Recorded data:
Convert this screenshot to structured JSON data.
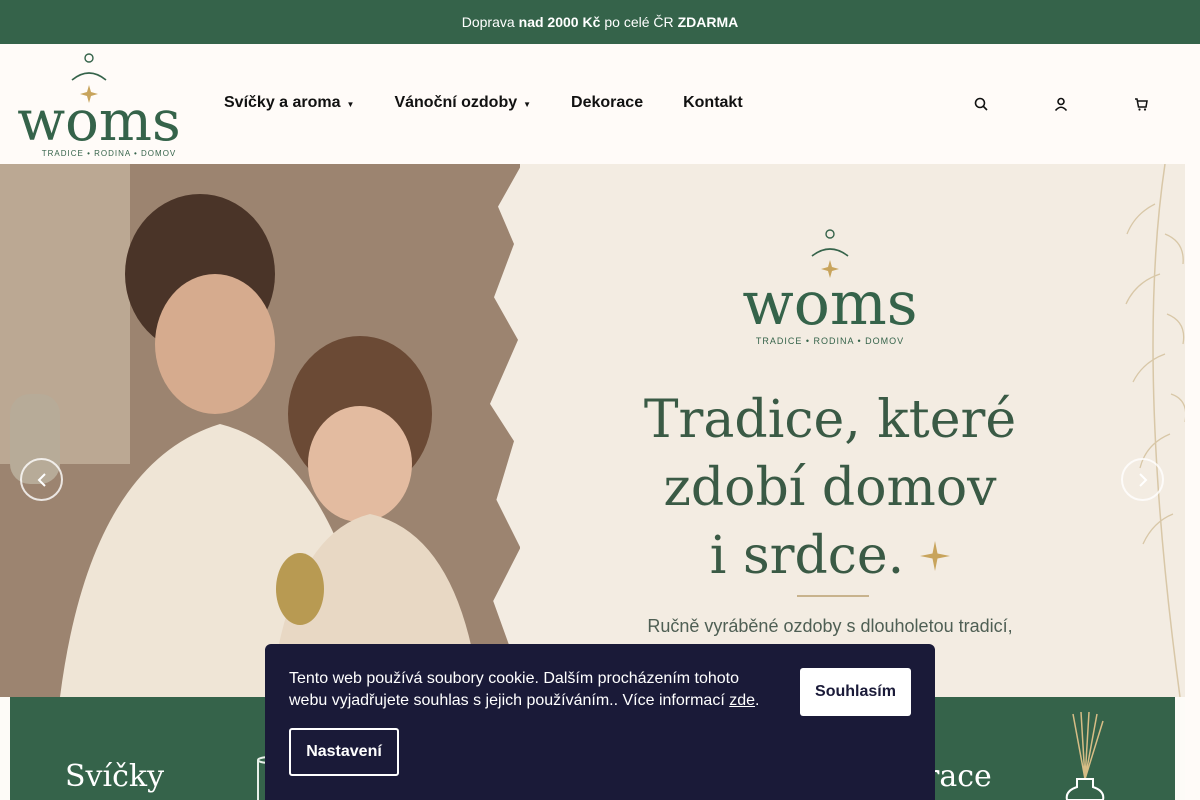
{
  "topbar": {
    "pre": "Doprava",
    "bold1": "nad 2000 Kč",
    "mid": "po celé ČR",
    "bold2": "ZDARMA"
  },
  "logo": {
    "text": "woms",
    "tagline": "TRADICE • RODINA • DOMOV"
  },
  "nav": [
    {
      "label": "Svíčky a aroma",
      "has_dropdown": true
    },
    {
      "label": "Vánoční ozdoby",
      "has_dropdown": true
    },
    {
      "label": "Dekorace",
      "has_dropdown": false
    },
    {
      "label": "Kontakt",
      "has_dropdown": false
    }
  ],
  "header_icons": [
    "search-icon",
    "user-icon",
    "cart-icon"
  ],
  "hero": {
    "logo_text": "woms",
    "logo_tagline": "TRADICE • RODINA • DOMOV",
    "title_line1": "Tradice, které",
    "title_line2": "zdobí domov",
    "title_line3": "i srdce.",
    "subtitle": "Ručně vyráběné ozdoby s dlouholetou tradicí,"
  },
  "tiles": {
    "tile1": "Svíčky",
    "tile2": "race"
  },
  "cookie": {
    "text": "Tento web používá soubory cookie. Dalším procházením tohoto webu vyjadřujete souhlas s jejich používáním.. Více informací",
    "link": "zde",
    "end": ".",
    "accept_label": "Souhlasím",
    "settings_label": "Nastavení"
  },
  "colors": {
    "brand_green": "#35634a",
    "cookie_bg": "#1a1a38",
    "accent_gold": "#c8a45c"
  }
}
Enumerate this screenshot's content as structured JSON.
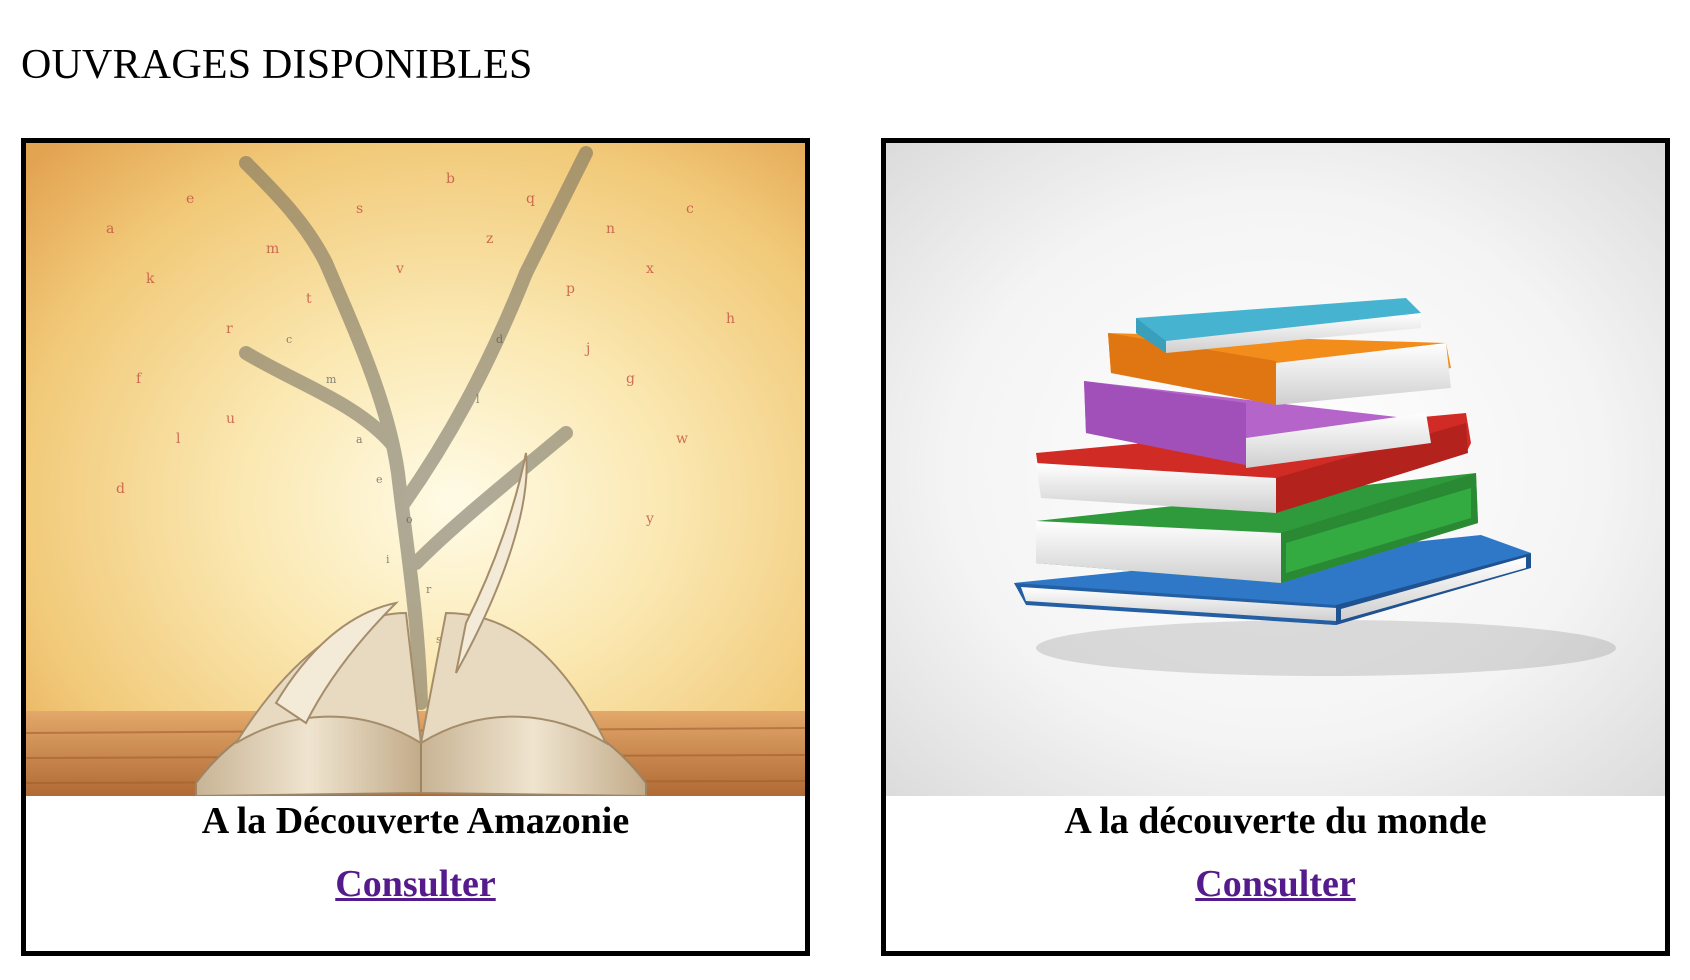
{
  "page": {
    "title": "OUVRAGES DISPONIBLES"
  },
  "books": [
    {
      "title": "A la Découverte Amazonie",
      "link_label": "Consulter",
      "image": "open-book-letter-tree-illustration"
    },
    {
      "title": "A la découverte du monde",
      "link_label": "Consulter",
      "image": "stack-of-colorful-books-illustration"
    }
  ],
  "colors": {
    "link": "#551a8b",
    "border": "#000000"
  }
}
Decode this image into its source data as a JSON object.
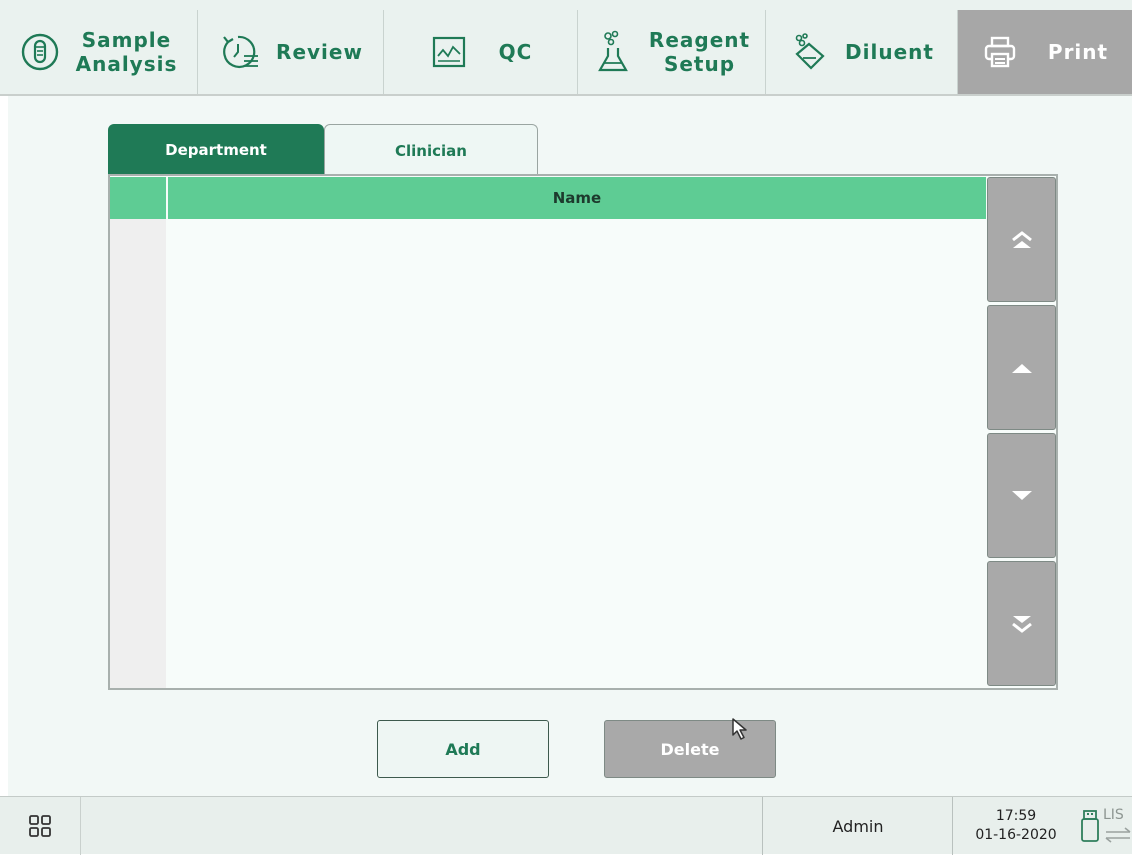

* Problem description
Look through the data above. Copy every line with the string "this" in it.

* Written answer
Convert this screenshot to structured JSON data.
Enumerate this screenshot's content as structured JSON.
Decode this image into its source data as a JSON object.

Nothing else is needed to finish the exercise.